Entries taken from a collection
+ + + + + + +

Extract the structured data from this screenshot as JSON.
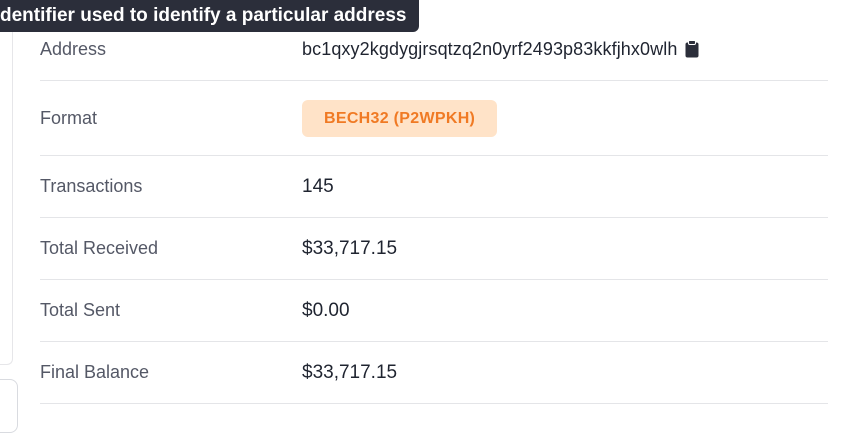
{
  "tooltip": {
    "text": "dentifier used to identify a particular address"
  },
  "details": {
    "address": {
      "label": "Address",
      "value": "bc1qxy2kgdygjrsqtzq2n0yrf2493p83kkfjhx0wlh",
      "icon": "clipboard-icon"
    },
    "format": {
      "label": "Format",
      "value": "BECH32 (P2WPKH)",
      "badge_bg": "#ffe3c8",
      "badge_fg": "#f07a24"
    },
    "transactions": {
      "label": "Transactions",
      "value": "145"
    },
    "total_received": {
      "label": "Total Received",
      "value": "$33,717.15"
    },
    "total_sent": {
      "label": "Total Sent",
      "value": "$0.00"
    },
    "final_balance": {
      "label": "Final Balance",
      "value": "$33,717.15"
    }
  }
}
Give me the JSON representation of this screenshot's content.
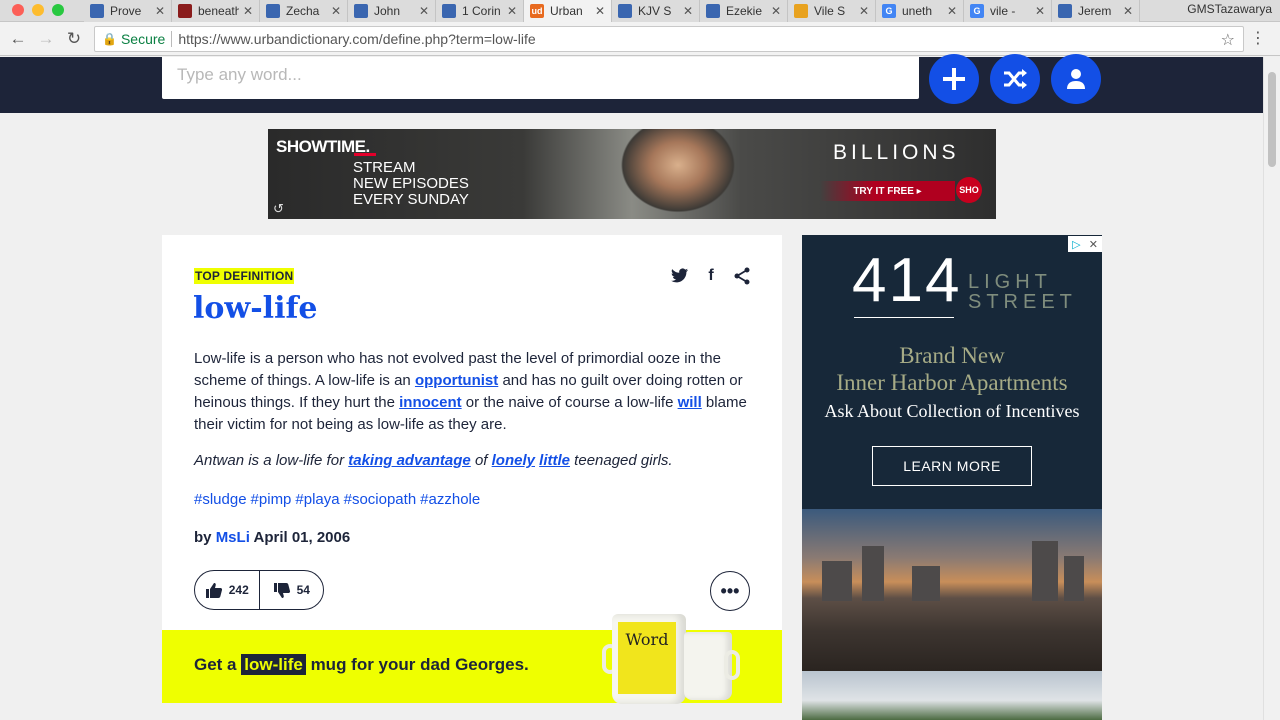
{
  "browser": {
    "tabs": [
      {
        "title": "Prove",
        "favicon_color": "#3a66b0",
        "active": false
      },
      {
        "title": "beneath",
        "favicon_color": "#8a1c1c",
        "active": false
      },
      {
        "title": "Zecha",
        "favicon_color": "#3a66b0",
        "active": false
      },
      {
        "title": "John",
        "favicon_color": "#3a66b0",
        "active": false
      },
      {
        "title": "1 Corin",
        "favicon_color": "#3a66b0",
        "active": false
      },
      {
        "title": "Urban",
        "favicon_color": "#e86a1f",
        "favicon_text": "ud",
        "active": true
      },
      {
        "title": "KJV S",
        "favicon_color": "#3a66b0",
        "active": false
      },
      {
        "title": "Ezekie",
        "favicon_color": "#3a66b0",
        "active": false
      },
      {
        "title": "Vile S",
        "favicon_color": "#e8a21f",
        "active": false
      },
      {
        "title": "uneth",
        "favicon_color": "#4285f4",
        "favicon_text": "G",
        "active": false
      },
      {
        "title": "vile -",
        "favicon_color": "#4285f4",
        "favicon_text": "G",
        "active": false
      },
      {
        "title": "Jerem",
        "favicon_color": "#3a66b0",
        "active": false
      }
    ],
    "profile_name": "GMSTazawarya",
    "secure_label": "Secure",
    "url": "https://www.urbandictionary.com/define.php?term=low-life"
  },
  "header": {
    "search_placeholder": "Type any word...",
    "buttons": [
      {
        "name": "add-definition-button",
        "glyph": "+"
      },
      {
        "name": "random-button",
        "glyph": "⤨"
      },
      {
        "name": "account-button",
        "glyph": "👤"
      }
    ]
  },
  "banner_ad": {
    "network": "SHOWTIME.",
    "lines": [
      "STREAM",
      "NEW EPISODES",
      "EVERY SUNDAY"
    ],
    "show": "BILLIONS",
    "cta": "TRY IT FREE ▸",
    "badge": "SHO"
  },
  "definition": {
    "label": "TOP DEFINITION",
    "word": "low-life",
    "meaning_parts": [
      {
        "text": "Low-life is a person who has not evolved past the level of primordial ooze in the scheme of things. A low-life is an ",
        "link": false
      },
      {
        "text": "opportunist",
        "link": true
      },
      {
        "text": " and has no guilt over doing rotten or heinous things. If they hurt the ",
        "link": false
      },
      {
        "text": "innocent",
        "link": true
      },
      {
        "text": " or the naive of course a low-life ",
        "link": false
      },
      {
        "text": "will",
        "link": true
      },
      {
        "text": " blame their victim for not being as low-life as they are.",
        "link": false
      }
    ],
    "example_parts": [
      {
        "text": "Antwan is a low-life for ",
        "link": false
      },
      {
        "text": "taking advantage",
        "link": true
      },
      {
        "text": " of ",
        "link": false
      },
      {
        "text": "lonely",
        "link": true
      },
      {
        "text": " ",
        "link": false
      },
      {
        "text": "little",
        "link": true
      },
      {
        "text": " teenaged girls.",
        "link": false
      }
    ],
    "tags": [
      "#sludge",
      "#pimp",
      "#playa",
      "#sociopath",
      "#azzhole"
    ],
    "by_label": "by",
    "author": "MsLi",
    "date": "April 01, 2006",
    "upvotes": "242",
    "downvotes": "54",
    "more_glyph": "•••"
  },
  "mug_promo": {
    "prefix": "Get a",
    "word": "low-life",
    "suffix": "mug for your dad Georges.",
    "mug_face": "Word"
  },
  "side_ad": {
    "number": "414",
    "street_line1": "LIGHT",
    "street_line2": "STREET",
    "headline_line1": "Brand New",
    "headline_line2": "Inner Harbor Apartments",
    "subline": "Ask About Collection of Incentives",
    "cta": "LEARN MORE"
  },
  "colors": {
    "ud_navy": "#1d2439",
    "ud_blue": "#134fe6",
    "ud_yellow": "#efff00"
  }
}
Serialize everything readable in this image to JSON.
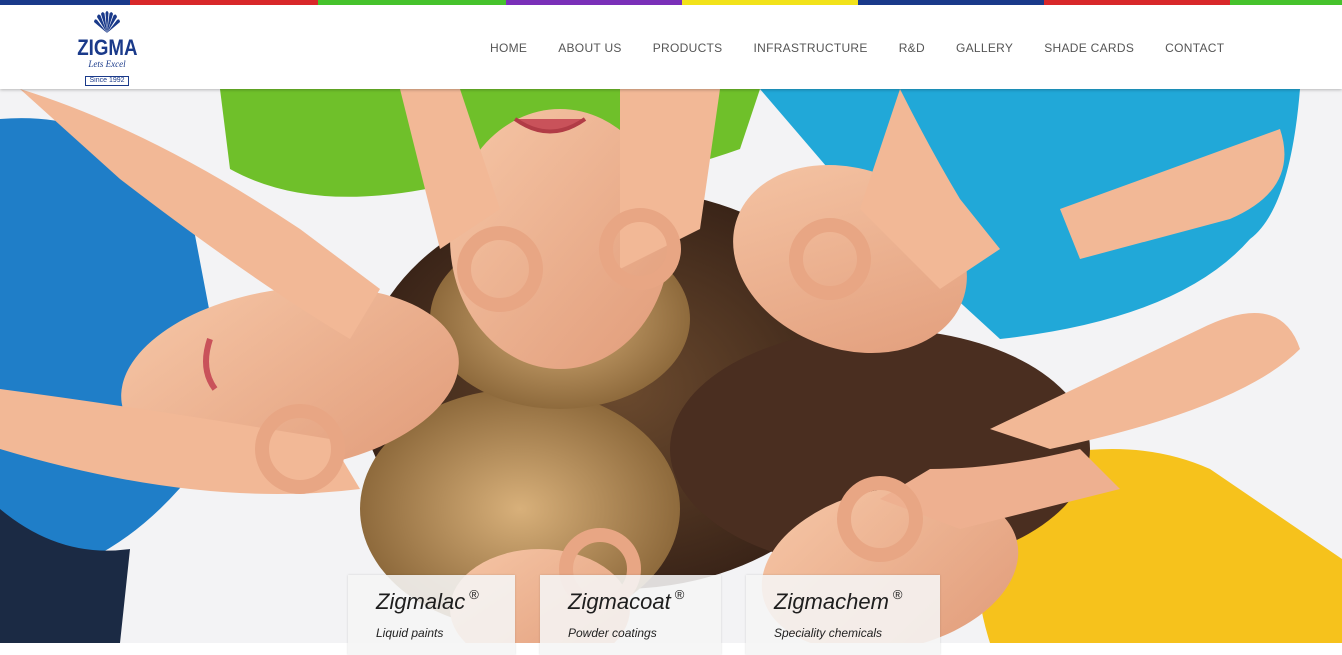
{
  "colors": {
    "brand": "#1a3a8a",
    "stripe": [
      "#1a3a8a",
      "#d8282a",
      "#46c22c",
      "#7a2fb8",
      "#f2e21a",
      "#1a3a8a",
      "#d8282a",
      "#46c22c"
    ]
  },
  "logo": {
    "icon": "shell-logo-icon",
    "name": "ZIGMA",
    "tagline": "Lets Excel",
    "since": "Since 1992"
  },
  "nav": {
    "items": [
      "HOME",
      "ABOUT US",
      "PRODUCTS",
      "INFRASTRUCTURE",
      "R&D",
      "GALLERY",
      "SHADE CARDS",
      "CONTACT"
    ]
  },
  "hero": {
    "image": "children-lying-in-circle-hero-photo"
  },
  "cards": [
    {
      "title": "Zigmalac",
      "mark": "®",
      "subtitle": "Liquid paints"
    },
    {
      "title": "Zigmacoat",
      "mark": "®",
      "subtitle": "Powder coatings"
    },
    {
      "title": "Zigmachem",
      "mark": "®",
      "subtitle": "Speciality chemicals"
    }
  ]
}
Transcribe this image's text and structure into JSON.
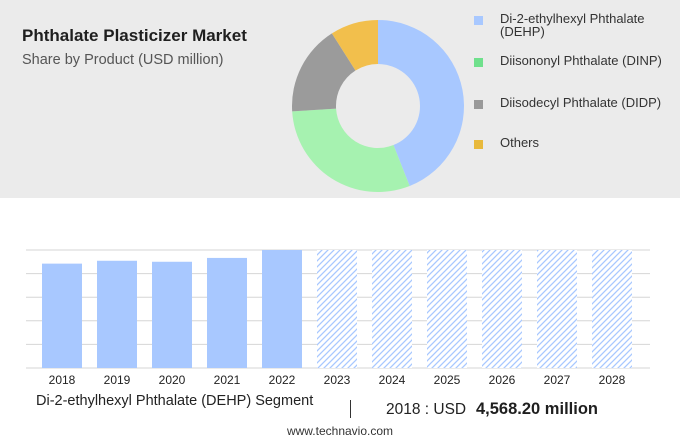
{
  "header": {
    "title": "Phthalate Plasticizer Market",
    "subtitle": "Share by Product (USD million)"
  },
  "colors": {
    "panel_bg": "#ebebeb",
    "dehp": "#a8c8ff",
    "dinp": "#a6f2b0",
    "didp": "#9b9b9b",
    "others": "#f2bf4c",
    "legend_dehp": "#a8c8ff",
    "legend_dinp": "#6fe08c",
    "legend_didp": "#999999",
    "legend_others": "#e8b93c",
    "forecast_hatch": "#a8c8ff"
  },
  "chart_data": [
    {
      "type": "pie",
      "donut": true,
      "slices": [
        {
          "label": "Di-2-ethylhexyl Phthalate (DEHP)",
          "value": 44
        },
        {
          "label": "Diisononyl Phthalate (DINP)",
          "value": 30
        },
        {
          "label": "Diisodecyl Phthalate (DIDP)",
          "value": 17
        },
        {
          "label": "Others",
          "value": 9
        }
      ],
      "legend_position": "right"
    },
    {
      "type": "bar",
      "categories": [
        "2018",
        "2019",
        "2020",
        "2021",
        "2022",
        "2023",
        "2024",
        "2025",
        "2026",
        "2027",
        "2028"
      ],
      "values": [
        4568.2,
        4694,
        4650,
        4818,
        5165,
        5165,
        5165,
        5165,
        5165,
        5165,
        5165
      ],
      "forecast_from": "2023",
      "ylim": [
        0,
        5165
      ],
      "grid": true
    }
  ],
  "footer": {
    "segment_label": "Di-2-ethylhexyl Phthalate (DEHP) Segment",
    "year_text": "2018 : USD",
    "value_text": "4,568.20 million",
    "source": "www.technavio.com"
  }
}
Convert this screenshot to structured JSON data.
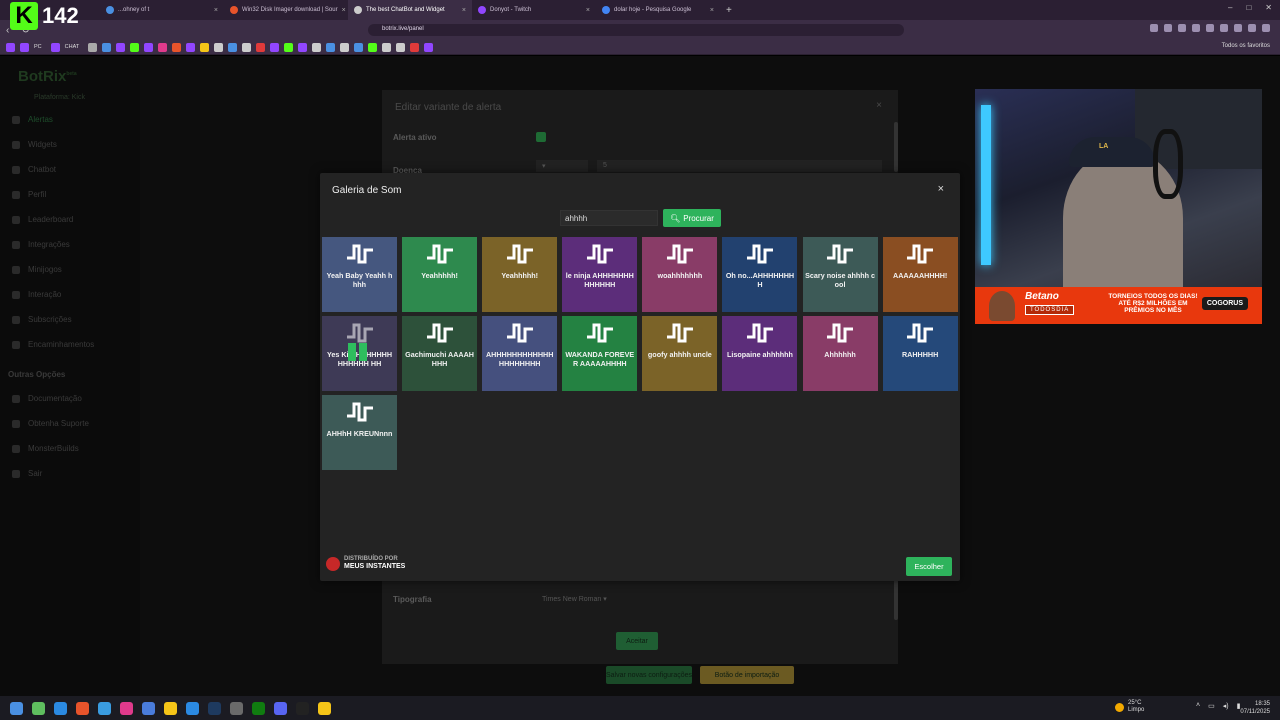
{
  "overlay_counter": {
    "logo_letter": "K",
    "value": "142"
  },
  "browser": {
    "tabs": [
      {
        "title": "...ohney of t",
        "color": "#4a90e2",
        "active": false
      },
      {
        "title": "Win32 Disk Imager download | Sour",
        "color": "#e8542b",
        "active": false
      },
      {
        "title": "The best ChatBot and Widget",
        "color": "#ccc",
        "active": true
      },
      {
        "title": "Donyot - Twitch",
        "color": "#9146ff",
        "active": false
      },
      {
        "title": "dolar hoje - Pesquisa Google",
        "color": "#4285f4",
        "active": false
      }
    ],
    "url": "botrix.live/panel",
    "bookmarks_visible_text": [
      "PC",
      "CHAT"
    ],
    "all_bookmarks_label": "Todos os favoritos"
  },
  "sidebar": {
    "brand": "BotRix",
    "brand_badge": "beta",
    "platform": "Plataforma: Kick",
    "items": [
      "Alertas",
      "Widgets",
      "Chatbot",
      "Perfil",
      "Leaderboard",
      "Integrações",
      "Minijogos",
      "Interação",
      "Subscrições",
      "Encaminhamentos"
    ],
    "section": "Outras Opções",
    "other_items": [
      "Documentação",
      "Obtenha Suporte",
      "MonsterBuilds",
      "Sair"
    ]
  },
  "background_dialog": {
    "title": "Editar variante de alerta",
    "label_active": "Alerta ativo",
    "label_doenca": "Doença",
    "doenca_value": "5",
    "label_font": "Tipografia",
    "font_value": "Times New Roman",
    "accept_label": "Aceitar",
    "footer_btn1": "Salvar novas configurações",
    "footer_btn2": "Botão de importação"
  },
  "sound_gallery": {
    "title": "Galeria de Som",
    "search_value": "ahhhh",
    "search_button": "Procurar",
    "sounds": [
      {
        "label": "Yeah Baby Yeahh hhhh",
        "color": "#45577f"
      },
      {
        "label": "Yeahhhhh!",
        "color": "#2e8a4e"
      },
      {
        "label": "Yeahhhhh!",
        "color": "#7b6328"
      },
      {
        "label": "le ninja AHHHHHHHHHHHHH",
        "color": "#5c2d7a"
      },
      {
        "label": "woahhhhhhh",
        "color": "#893c67"
      },
      {
        "label": "Oh no...AHHHHHHHH",
        "color": "#22416f"
      },
      {
        "label": "Scary noise ahhhh cool",
        "color": "#3d5a57"
      },
      {
        "label": "AAAAAAHHHH!",
        "color": "#8a4e22"
      },
      {
        "label": "Yes Ki HHHHHHHHHHHHHH HH",
        "color": "#3e3a56"
      },
      {
        "label": "Gachimuchi AAAAHHHH",
        "color": "#2d513a"
      },
      {
        "label": "AHHHHHHHHHHHHHHHHHHHH",
        "color": "#45507e"
      },
      {
        "label": "WAKANDA FOREVER AAAAAHHHH",
        "color": "#248242"
      },
      {
        "label": "goofy ahhhh uncle",
        "color": "#7b6328"
      },
      {
        "label": "Lisopaine ahhhhhh",
        "color": "#5c2d7a"
      },
      {
        "label": "Ahhhhhh",
        "color": "#893c67"
      },
      {
        "label": "RAHHHHH",
        "color": "#25497a"
      },
      {
        "label": "AHHhH KREUNnnn",
        "color": "#3d5a57"
      }
    ],
    "playing_index": 8,
    "credit_line1": "DISTRIBUÍDO POR",
    "credit_line2": "MEUS INSTANTES",
    "choose_button": "Escolher"
  },
  "webcam_banner": {
    "cap_logo": "LA",
    "brand": "Betano",
    "code": "TODOSDIA",
    "promo": "TORNEIOS TODOS OS DIAS! ATÉ R$2 MILHÕES EM PRÊMIOS NO MÊS",
    "cta": "COGORUS"
  },
  "taskbar": {
    "icon_colors": [
      "#4a90e2",
      "#5fbe5f",
      "#2b8ae2",
      "#e8542b",
      "#3a9ce0",
      "#e03a8c",
      "#4a7cdb",
      "#f5c518",
      "#2b8ae2",
      "#1e3a5f",
      "#6a6a6a",
      "#107c10",
      "#5865f2",
      "#222",
      "#f5c518"
    ],
    "weather_temp": "25°C",
    "weather_desc": "Limpo",
    "time": "18:35",
    "date": "07/11/2025"
  }
}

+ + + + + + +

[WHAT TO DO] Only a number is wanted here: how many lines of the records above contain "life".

[ANSWER] 7